BRIEF >>
Scan the entries for the word "this", and copy every line where it appears.
START EXERCISE DATA
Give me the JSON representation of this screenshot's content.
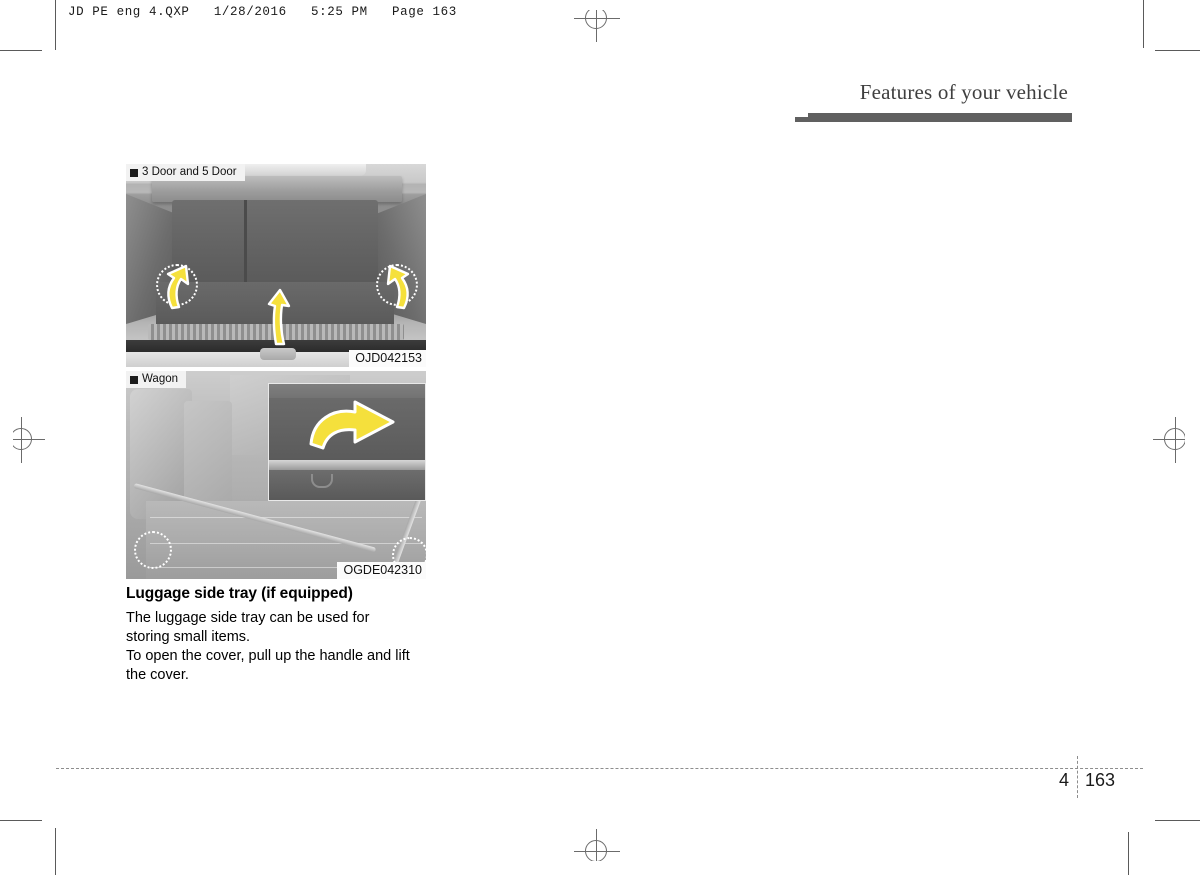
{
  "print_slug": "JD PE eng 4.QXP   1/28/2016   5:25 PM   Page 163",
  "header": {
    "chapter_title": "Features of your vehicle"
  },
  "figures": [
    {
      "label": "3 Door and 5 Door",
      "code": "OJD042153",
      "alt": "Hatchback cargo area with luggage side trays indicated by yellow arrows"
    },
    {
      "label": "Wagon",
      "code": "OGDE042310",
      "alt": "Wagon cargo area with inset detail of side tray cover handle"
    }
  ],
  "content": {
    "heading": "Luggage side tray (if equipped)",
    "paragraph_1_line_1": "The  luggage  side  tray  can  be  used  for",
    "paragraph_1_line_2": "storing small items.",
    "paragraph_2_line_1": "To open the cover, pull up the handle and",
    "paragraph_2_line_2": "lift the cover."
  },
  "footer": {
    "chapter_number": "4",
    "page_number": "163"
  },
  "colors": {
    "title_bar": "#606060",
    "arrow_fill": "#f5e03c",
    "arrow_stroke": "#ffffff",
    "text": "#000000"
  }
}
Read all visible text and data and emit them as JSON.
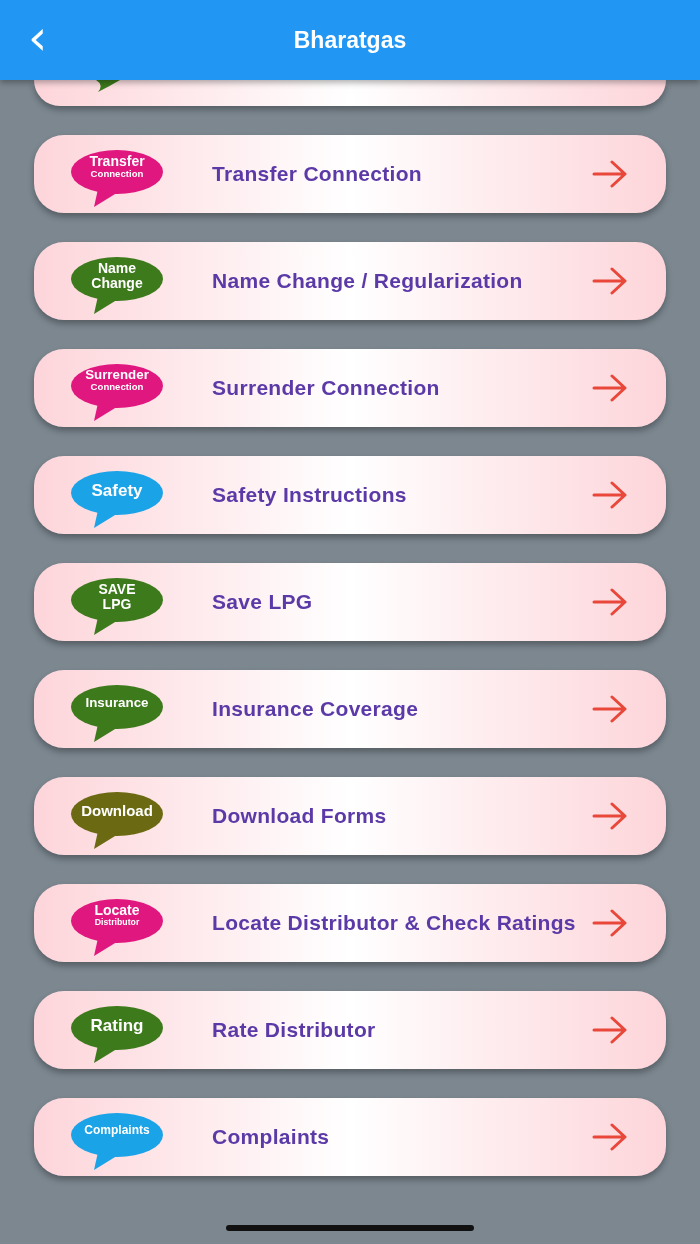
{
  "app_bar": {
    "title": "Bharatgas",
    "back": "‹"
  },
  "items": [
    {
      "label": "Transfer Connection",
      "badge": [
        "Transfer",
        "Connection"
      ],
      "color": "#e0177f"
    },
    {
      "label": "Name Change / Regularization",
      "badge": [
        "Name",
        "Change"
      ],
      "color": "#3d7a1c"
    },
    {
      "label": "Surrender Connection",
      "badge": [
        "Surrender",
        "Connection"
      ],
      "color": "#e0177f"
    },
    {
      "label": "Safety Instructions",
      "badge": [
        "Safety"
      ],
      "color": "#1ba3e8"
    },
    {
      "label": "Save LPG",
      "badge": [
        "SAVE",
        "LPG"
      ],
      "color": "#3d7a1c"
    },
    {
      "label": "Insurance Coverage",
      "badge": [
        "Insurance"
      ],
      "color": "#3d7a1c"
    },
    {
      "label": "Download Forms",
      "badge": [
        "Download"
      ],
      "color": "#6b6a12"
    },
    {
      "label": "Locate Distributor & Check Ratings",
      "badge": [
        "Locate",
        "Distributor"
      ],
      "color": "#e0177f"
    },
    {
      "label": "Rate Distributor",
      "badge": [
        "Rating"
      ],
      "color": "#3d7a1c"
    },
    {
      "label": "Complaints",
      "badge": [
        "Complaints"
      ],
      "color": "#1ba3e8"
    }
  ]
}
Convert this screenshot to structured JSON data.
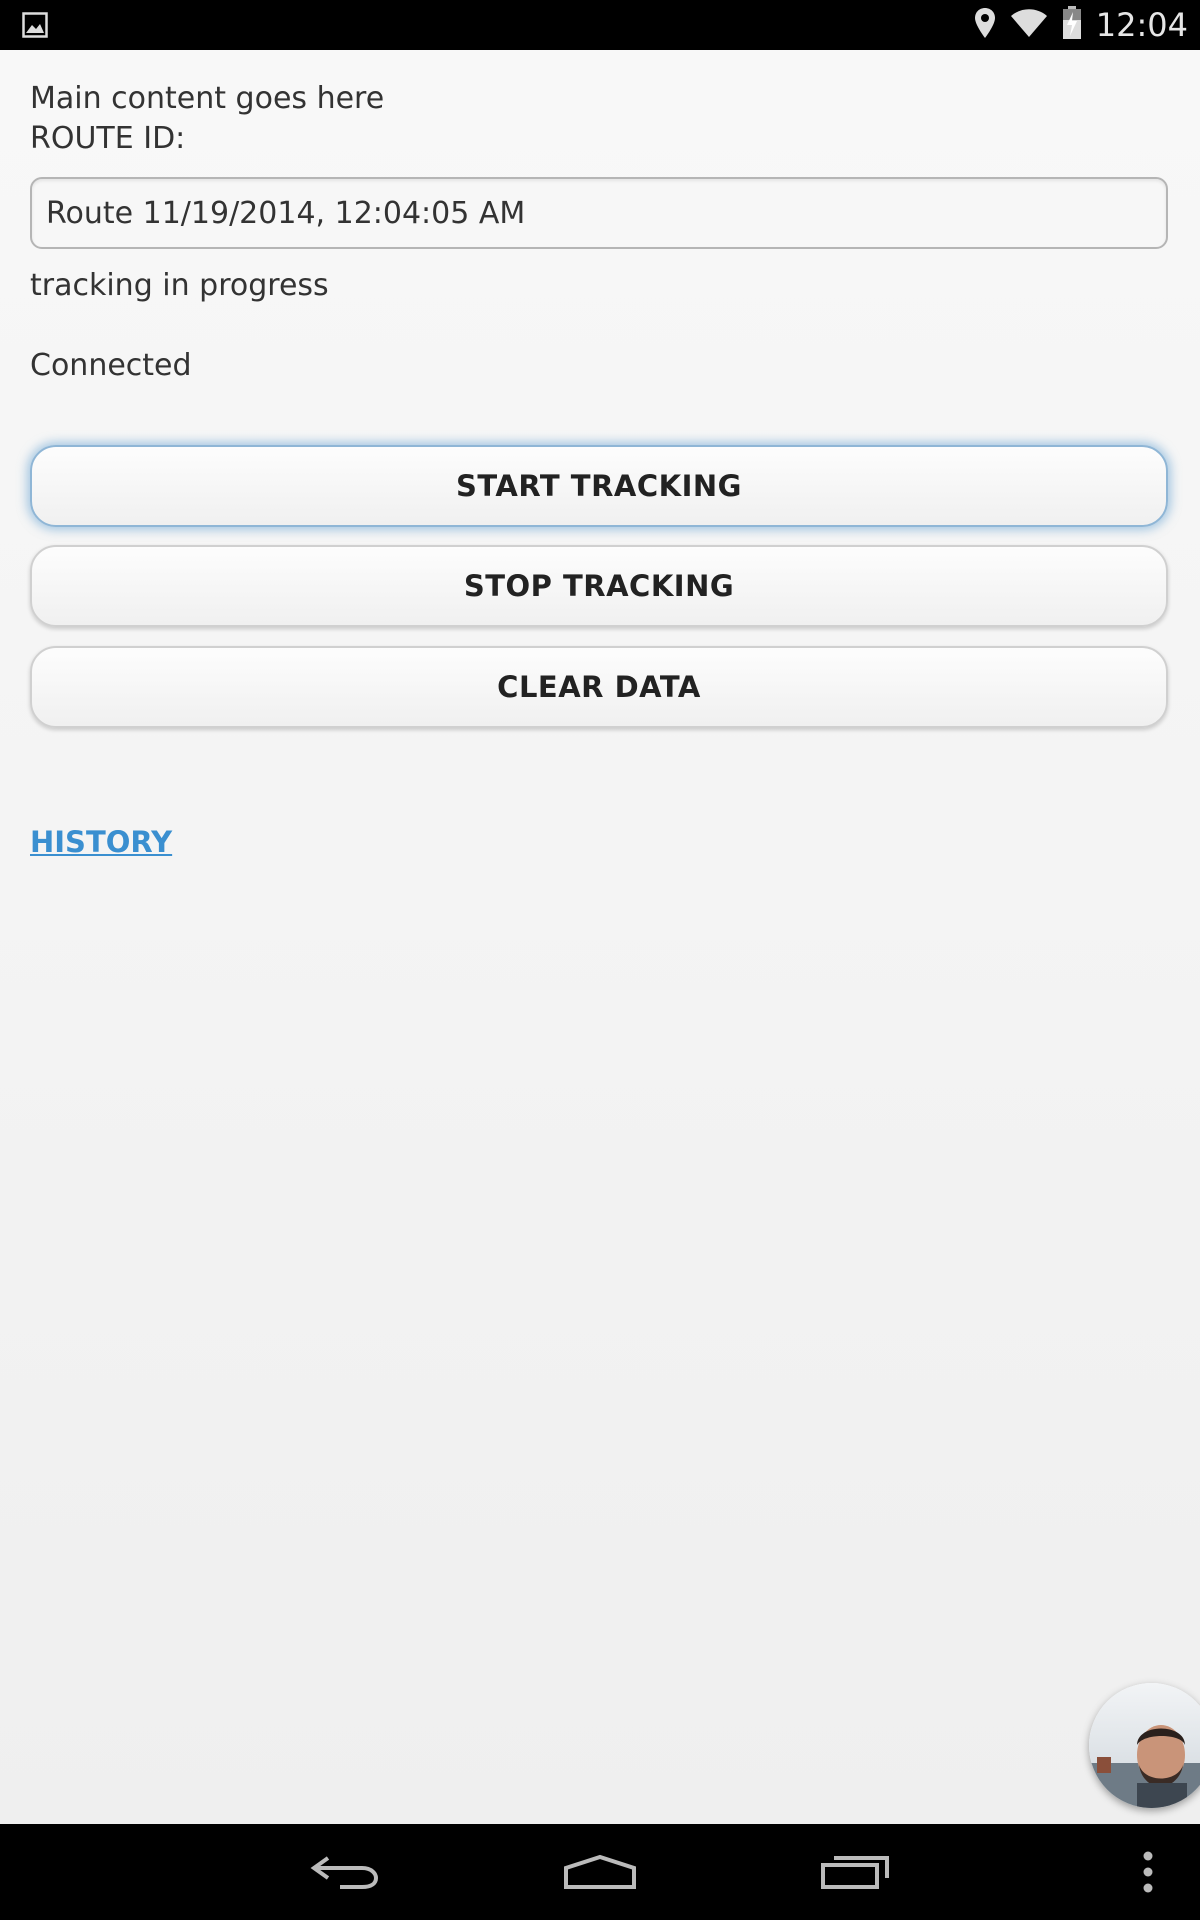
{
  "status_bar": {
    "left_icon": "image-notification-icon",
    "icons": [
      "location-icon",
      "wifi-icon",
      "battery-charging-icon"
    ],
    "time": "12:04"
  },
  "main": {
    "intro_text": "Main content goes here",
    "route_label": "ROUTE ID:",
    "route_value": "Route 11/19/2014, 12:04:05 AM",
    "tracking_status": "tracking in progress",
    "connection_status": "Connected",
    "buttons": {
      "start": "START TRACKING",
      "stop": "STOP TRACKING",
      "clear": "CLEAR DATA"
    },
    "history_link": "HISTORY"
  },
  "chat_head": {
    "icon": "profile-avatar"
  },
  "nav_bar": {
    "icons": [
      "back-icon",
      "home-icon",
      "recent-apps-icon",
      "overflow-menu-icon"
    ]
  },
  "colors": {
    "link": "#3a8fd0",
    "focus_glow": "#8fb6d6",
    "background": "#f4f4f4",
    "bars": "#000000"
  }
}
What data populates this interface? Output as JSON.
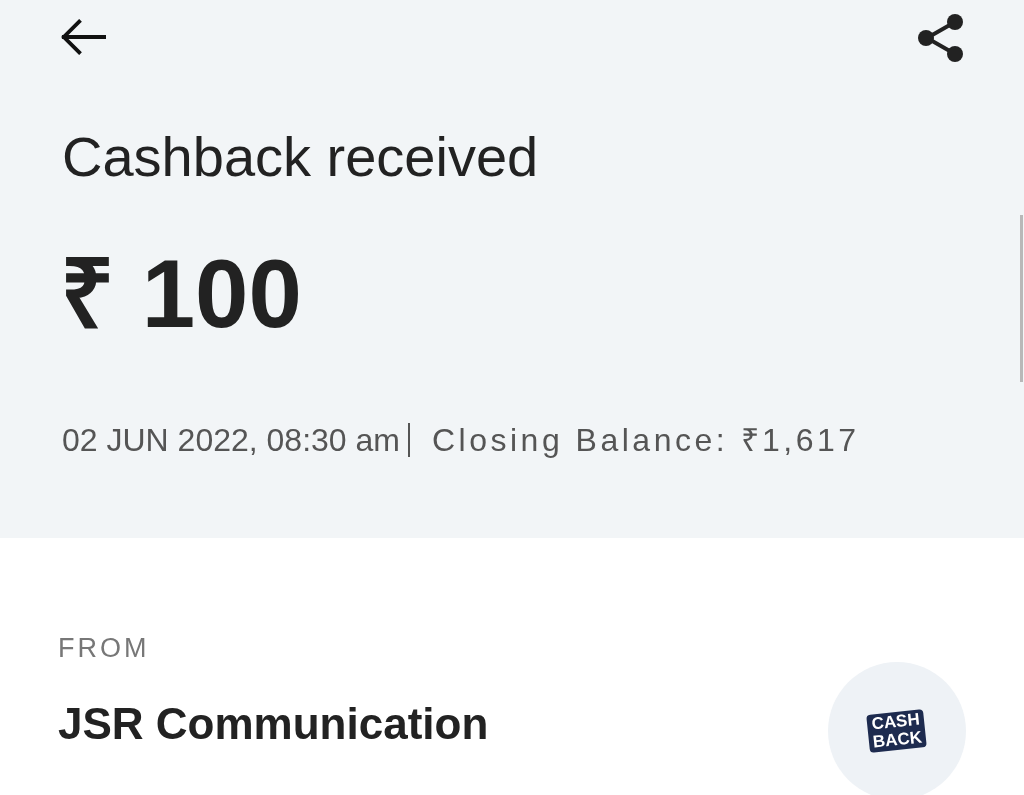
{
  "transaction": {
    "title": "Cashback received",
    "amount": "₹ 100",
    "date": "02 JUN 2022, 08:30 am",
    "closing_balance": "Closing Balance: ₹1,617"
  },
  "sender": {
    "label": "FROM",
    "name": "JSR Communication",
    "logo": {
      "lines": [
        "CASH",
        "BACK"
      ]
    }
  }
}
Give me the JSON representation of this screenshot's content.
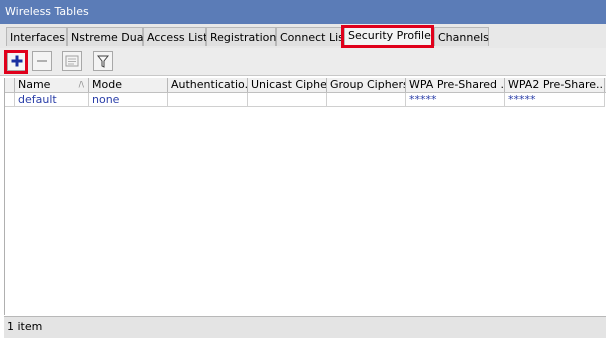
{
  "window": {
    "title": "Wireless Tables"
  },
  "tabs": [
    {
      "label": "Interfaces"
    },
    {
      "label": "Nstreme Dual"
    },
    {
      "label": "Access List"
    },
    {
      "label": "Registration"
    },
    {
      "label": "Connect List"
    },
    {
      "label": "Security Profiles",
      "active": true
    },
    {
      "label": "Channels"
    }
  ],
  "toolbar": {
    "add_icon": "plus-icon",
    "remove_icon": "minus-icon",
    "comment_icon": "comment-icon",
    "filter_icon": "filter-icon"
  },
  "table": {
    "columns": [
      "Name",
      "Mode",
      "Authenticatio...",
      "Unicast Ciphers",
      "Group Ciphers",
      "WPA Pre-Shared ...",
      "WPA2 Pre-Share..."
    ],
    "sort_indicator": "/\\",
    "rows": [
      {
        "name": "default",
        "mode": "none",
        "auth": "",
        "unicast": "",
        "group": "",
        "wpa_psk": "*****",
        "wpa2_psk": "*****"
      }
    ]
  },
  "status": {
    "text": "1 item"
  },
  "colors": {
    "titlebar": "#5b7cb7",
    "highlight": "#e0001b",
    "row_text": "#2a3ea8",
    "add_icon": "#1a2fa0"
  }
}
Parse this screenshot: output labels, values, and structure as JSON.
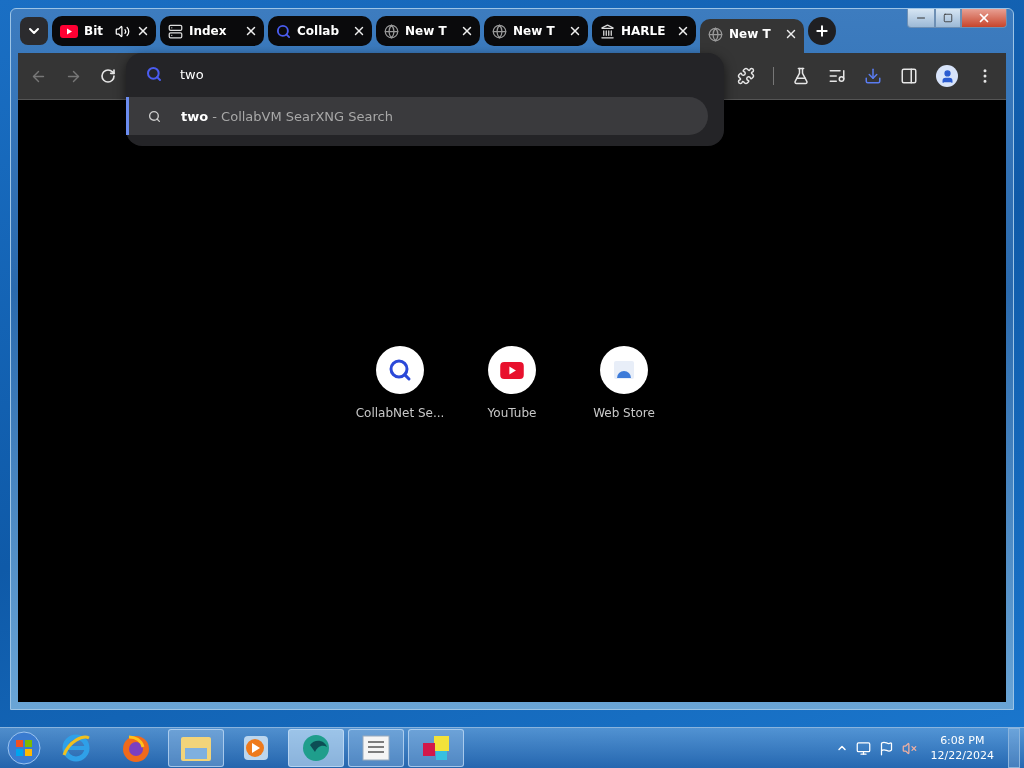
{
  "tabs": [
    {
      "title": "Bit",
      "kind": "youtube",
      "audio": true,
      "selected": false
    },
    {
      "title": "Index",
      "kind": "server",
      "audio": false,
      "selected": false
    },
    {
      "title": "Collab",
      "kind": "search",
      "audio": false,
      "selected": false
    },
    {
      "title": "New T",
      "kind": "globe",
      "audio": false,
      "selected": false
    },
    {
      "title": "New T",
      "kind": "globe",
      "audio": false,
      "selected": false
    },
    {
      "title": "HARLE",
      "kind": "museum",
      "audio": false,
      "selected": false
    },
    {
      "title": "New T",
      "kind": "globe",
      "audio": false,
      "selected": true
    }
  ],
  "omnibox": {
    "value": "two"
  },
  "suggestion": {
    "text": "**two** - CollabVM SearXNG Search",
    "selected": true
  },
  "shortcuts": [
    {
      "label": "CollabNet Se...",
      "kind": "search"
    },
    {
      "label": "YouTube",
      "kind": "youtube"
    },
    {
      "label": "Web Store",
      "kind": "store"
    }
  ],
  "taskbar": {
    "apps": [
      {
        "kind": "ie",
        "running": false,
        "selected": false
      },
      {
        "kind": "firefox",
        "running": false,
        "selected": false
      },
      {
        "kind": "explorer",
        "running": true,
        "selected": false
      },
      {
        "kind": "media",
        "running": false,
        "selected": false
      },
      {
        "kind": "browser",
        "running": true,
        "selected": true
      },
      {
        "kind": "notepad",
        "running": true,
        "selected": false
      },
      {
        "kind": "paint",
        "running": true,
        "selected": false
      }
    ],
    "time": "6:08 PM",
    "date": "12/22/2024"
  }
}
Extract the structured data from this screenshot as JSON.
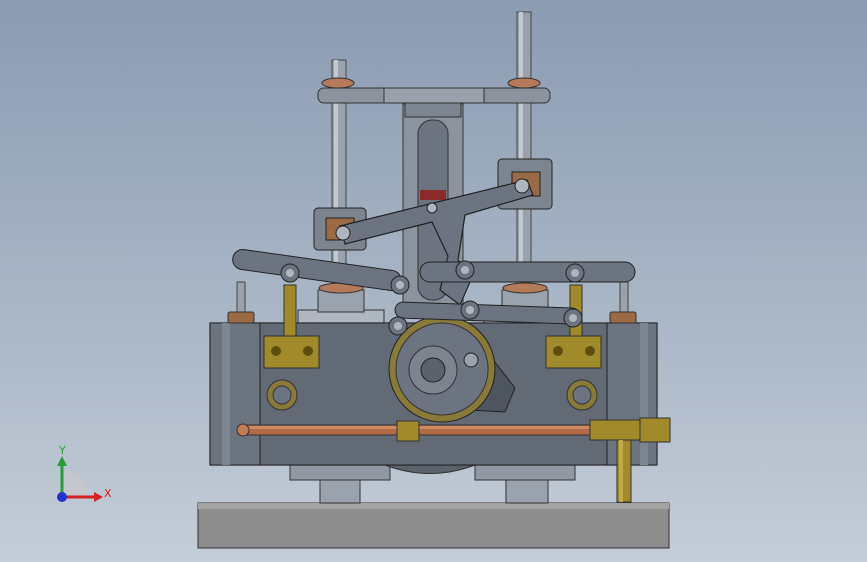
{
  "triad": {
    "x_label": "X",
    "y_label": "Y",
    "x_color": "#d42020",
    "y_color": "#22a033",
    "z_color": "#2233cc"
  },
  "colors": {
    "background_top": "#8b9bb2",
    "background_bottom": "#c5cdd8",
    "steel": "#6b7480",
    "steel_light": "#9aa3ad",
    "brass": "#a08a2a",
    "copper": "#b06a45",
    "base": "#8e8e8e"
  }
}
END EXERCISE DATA
FINISHED EXERCISE >>
Give me the JSON representation of this screenshot's content.
Convert this screenshot to structured JSON data.
What data populates this interface? Output as JSON.
Give me the JSON representation of this screenshot's content.
Parse this screenshot: output labels, values, and structure as JSON.
Extract the structured data from this screenshot as JSON.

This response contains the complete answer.